IN the days of our ancestors, a great taniwha (monster of the lizard kind), whose name was Para-hia, lived near Otuhira. He was lord of all these lands, and his home was a rua (cave or hole) near the top of the ridge above where his remains now lie. My father told me when a boy that, in going up the Otuhira looking for eels, he had seen the remains of Para-hia lying there, so that we of Ngati-Maru have come to the conclusion that Para-hia is now dead.

But I will tell you how our ancestors found out the home or residence of this taniwha (Para-hia). They wished to extend their cultivations by clearing the bush at this place, and for this purpose a flat toward the top of the ridge was fixed upon as a suitable place, being sheltered from the south winds by the ridge behind, and with sloping ground towards the north-east. Our ancestors had gathered for the purpose of clearing the bush, and the tohunga (priest) was uttering his incantations so as to prosper the work, as was usual in those days, when suddenly the heavens became overcast, and a great tempest arose, the lightning flashed, and the thunder crashed around them, together with a terrible storm of hail. The people, terrified, fled for shelter to an opening in the face of the hill close at hand. The storm continued with great fury, and noises were heard coming forth from the cave, into which they had fled for shelter. The tohunga (priest) perceived that some great infringement of the tapu had taken place, and further, he became aware (guessed) that this was the home of the great monster (taniwha) Para-hia. So taking some food and uttering his most powerful incantations, he advanced alone further into the cave, and placed the food on the floor as a peace-offering to quiet - 157 the anger of the monster. By the aid of his powerful prayers, the tohunga succeeded in quieting the anger of Para-hia, and the storm suddenly ceased. The people then returned to their homes by the river, and from that time to this no Maori, excepting the tohunga, has dared go near the cave of Para-hia.

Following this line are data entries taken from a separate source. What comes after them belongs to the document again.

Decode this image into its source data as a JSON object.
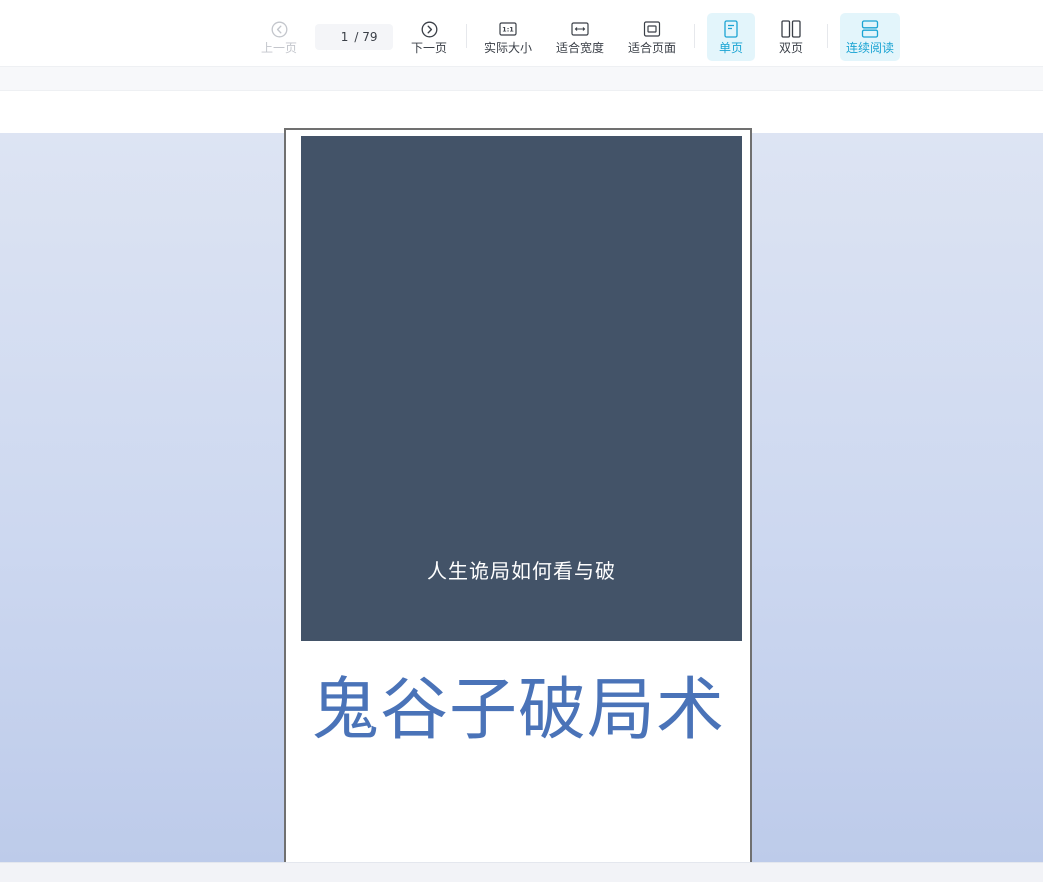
{
  "toolbar": {
    "prev_page": "上一页",
    "current_page": "1",
    "total_pages": "/ 79",
    "next_page": "下一页",
    "actual_size": "实际大小",
    "fit_width": "适合宽度",
    "fit_page": "适合页面",
    "single_page": "单页",
    "double_page": "双页",
    "continuous_reading": "连续阅读"
  },
  "document": {
    "cover_subtitle": "人生诡局如何看与破",
    "title": "鬼谷子破局术"
  },
  "colors": {
    "accent": "#1ba4d3",
    "cover": "#435368",
    "title": "#4a73b8"
  }
}
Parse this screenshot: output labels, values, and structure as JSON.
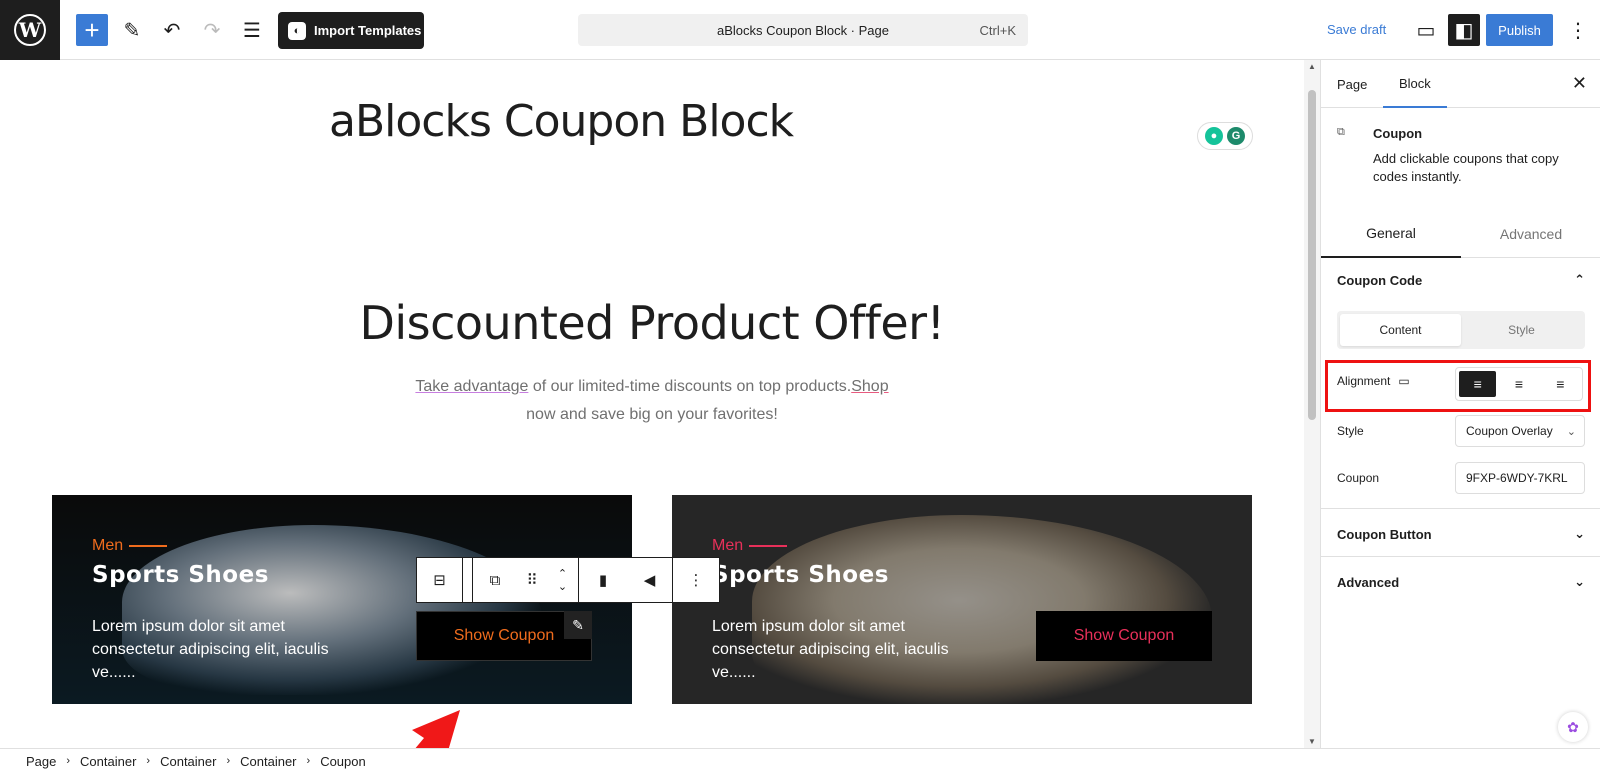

After this event, and down to the time when we knew Para-hia to be dead, it was the custom of the tohunga to offer the first-fruits of all our ancient food to this taniwha, to propitiate him in the people's favour. For instance, when the kumara or taro crop was fit to be gathered in, the priest went into the garden, and taking one, the first to be dug of the season's crop, went forward alone to the entrance of Para-hia's residence, uttering his prayers and incantations. These were said to give warning of his approach, and at the same time to calm the anger of the monster; for the consequences would be dreadful indeed should his anger arise. Having gained the cave, the kumara or taro was laid at the entrance, and after certain other prayers, the priest returned carefully to the village.

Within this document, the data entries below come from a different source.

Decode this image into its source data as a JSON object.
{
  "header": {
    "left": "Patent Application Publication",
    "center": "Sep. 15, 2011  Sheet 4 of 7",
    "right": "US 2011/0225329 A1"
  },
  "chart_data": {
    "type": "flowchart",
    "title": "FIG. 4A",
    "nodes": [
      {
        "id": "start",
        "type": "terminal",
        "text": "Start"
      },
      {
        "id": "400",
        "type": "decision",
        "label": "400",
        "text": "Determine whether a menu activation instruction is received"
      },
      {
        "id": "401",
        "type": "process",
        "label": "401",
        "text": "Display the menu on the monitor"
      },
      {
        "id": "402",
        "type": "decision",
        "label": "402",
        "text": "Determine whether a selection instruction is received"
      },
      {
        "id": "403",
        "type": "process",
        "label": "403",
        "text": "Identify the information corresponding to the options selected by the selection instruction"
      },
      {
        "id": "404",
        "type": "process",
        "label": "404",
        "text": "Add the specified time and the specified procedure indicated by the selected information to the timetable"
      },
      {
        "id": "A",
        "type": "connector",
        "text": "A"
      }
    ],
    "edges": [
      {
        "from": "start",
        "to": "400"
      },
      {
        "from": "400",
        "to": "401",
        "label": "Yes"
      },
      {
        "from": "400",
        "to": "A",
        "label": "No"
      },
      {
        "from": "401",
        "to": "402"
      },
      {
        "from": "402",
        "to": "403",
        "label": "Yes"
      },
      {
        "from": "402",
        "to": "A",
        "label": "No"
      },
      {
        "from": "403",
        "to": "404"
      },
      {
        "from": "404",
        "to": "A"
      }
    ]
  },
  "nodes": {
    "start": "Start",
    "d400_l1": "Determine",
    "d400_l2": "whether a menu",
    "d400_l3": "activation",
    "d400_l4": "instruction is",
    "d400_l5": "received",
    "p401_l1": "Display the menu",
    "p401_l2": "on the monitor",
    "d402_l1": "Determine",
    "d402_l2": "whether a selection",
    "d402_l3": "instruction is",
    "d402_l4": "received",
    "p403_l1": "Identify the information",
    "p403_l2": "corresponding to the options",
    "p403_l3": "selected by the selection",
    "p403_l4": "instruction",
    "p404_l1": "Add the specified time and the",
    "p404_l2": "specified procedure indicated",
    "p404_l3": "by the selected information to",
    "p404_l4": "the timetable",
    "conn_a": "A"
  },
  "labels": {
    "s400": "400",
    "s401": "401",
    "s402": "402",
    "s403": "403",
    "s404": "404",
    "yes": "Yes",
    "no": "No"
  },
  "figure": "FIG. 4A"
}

This sacrifice was offered in the same way when the first bird of the season was speared, or the first fish caught, and so on through all the old Maori food. If this sacrifice was not offered, the wrath of Para-hia would arise, and as he was lord of all these lands, he would blast the kumara or taro crops, or the bird-spearing and snaring or eel-fishing would be a failure.

This is the story as told by Tu-tanekaha, and he refused absolutely to go near the hole or cave of Para-hia. A similar taniwha is said to reside at the base of the cliff called Haumea-nui, on Junction Road, near Nga-korako, Purangi, Taranaki.